This staff tends to stay even if the money isn't great, because there's a lot of professional development, parents are highly involved and the student body tends to be stable and homogenous.
What would happen if we yanked all the great teachers out of high-performing schools and swapped them with middling- to low-performing educators whose professional goals were merely to make it to retirement?
Maybe not much.
As if we don't have enough research to prove that the rich keep getting richer while even the poor who manage to pull themselves up by their bootstraps get poorer, new data out of the Georgetown University Center on Education and the Workforce (CEW) says that all the things we think matter in education take a back seat to socioeconomic status.
"The most talented disadvantaged youth don't do as well as the least-talented advantaged youth," says the CEW report "Born to Win, Schooled to Lose: Why Equally Talented Students Don't Get Equal Chances to Be All They Can Be." It adds that a child from a family in the highest quartile of socioeconomic status (SES) who has low test scores in kindergarten has a 71% chance of being in an above-median SES at age 25. However, a child from a low-SES family with high test scores has only a 31% chance of reaching above-median SES by 25.

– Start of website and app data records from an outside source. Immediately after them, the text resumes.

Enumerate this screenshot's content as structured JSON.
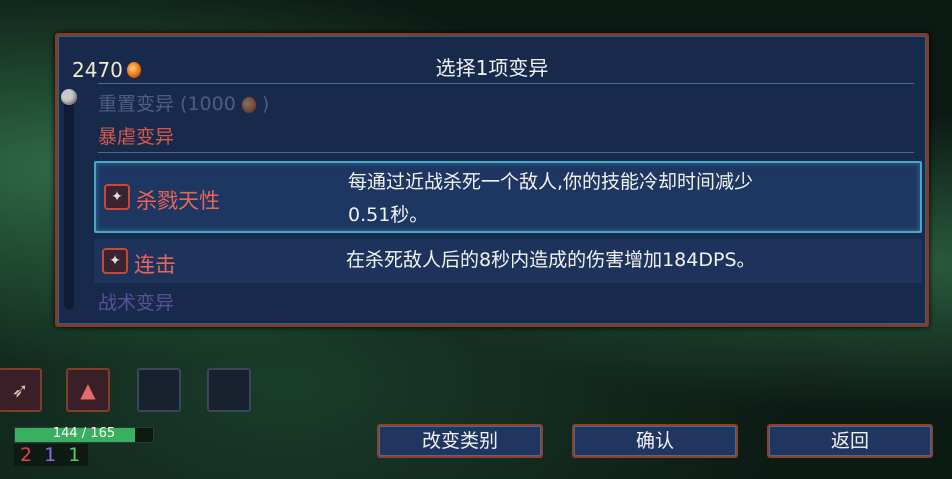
{
  "header": {
    "gold": "2470",
    "title": "选择1项变异"
  },
  "reroll_label": "重置变异 (1000",
  "sections": {
    "brutality": "暴虐变异",
    "tactics": "战术变异"
  },
  "mutations": [
    {
      "name": "杀戮天性",
      "icon": "blade-icon",
      "desc_line1": "每通过近战杀死一个敌人,你的技能冷却时间减少",
      "desc_line2": "0.51秒。",
      "selected": true
    },
    {
      "name": "连击",
      "icon": "combo-icon",
      "desc_line1": "在杀死敌人后的8秒内造成的伤害增加184DPS。",
      "desc_line2": "",
      "selected": false
    }
  ],
  "player": {
    "hp_text": "144 / 165",
    "hp_fraction": 0.873,
    "stat_brutality": "2",
    "stat_tactics": "1",
    "stat_survival": "1"
  },
  "buttons": {
    "change_category": "改变类别",
    "confirm": "确认",
    "back": "返回"
  },
  "colors": {
    "brutality": "#e96655",
    "tactics": "#8f6fe0",
    "survival": "#4fd16a"
  }
}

And, of course, this effect is magnified depending on race or ethnicity.
Black (51%) and Latino (46%) 10th graders with math scores in the top half of test takers are rewarded for their effort and persistence by being more likely to earn a college degree within 10 years than their peers with math scores in the bottom half, but they're still less likely to earn a college degree than white (62%) or Asian (69%) 10th graders with math scores in the top half.
"To succeed in America, it's better to be born rich than smart," said Anthony P. Carnevale, director of CEW and lead author of the report, in a press release.

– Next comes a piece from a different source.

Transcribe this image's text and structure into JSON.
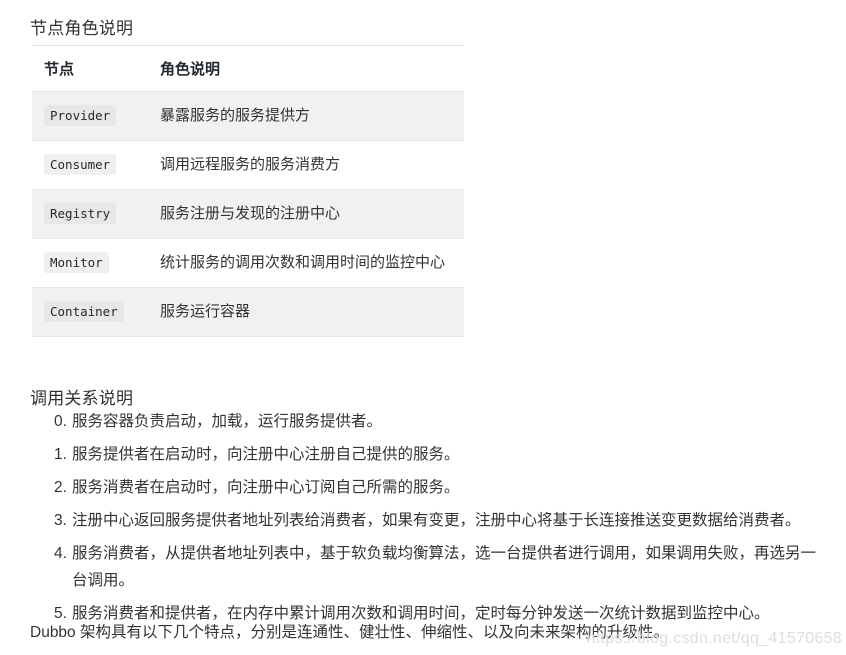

It's hard for teachers to navigate the public-school teaching industrial complex in search of meaning. No matter how poorly or well they educate their students, the well-to-do kids are going to fall up into the comfort their families can provide and the low-income students will struggle to find a future.
If that's the case, then we might be looking at the issue of equity in education the wrong way.
Never mind desegregating schools -- you can have majority-Latino and African American schools with incredibly high academic achievement. They get that way with money -- which can buy excellent teachers, resources for parents, extracurriculars for students and cash for going on college visits and granting loan-free higher education.
The only thing money can't buy, however, is the end to systemic racism and inequality.
You could pour cash into the excellent education of every Hispanic and black child in America and they'd still get left behind by a system that preferentially values whites' long-standing wealth and far-reaching social capital.
Until we recognize and address that disparity, money will be an inadequate method of boosting students of color -- the fastest-growing portion of our population.
Esther Cepeda's email address is email@example.com, or follow her on Twitter: @estherjcepeda.
(c) 2019, Washington Post Writers Group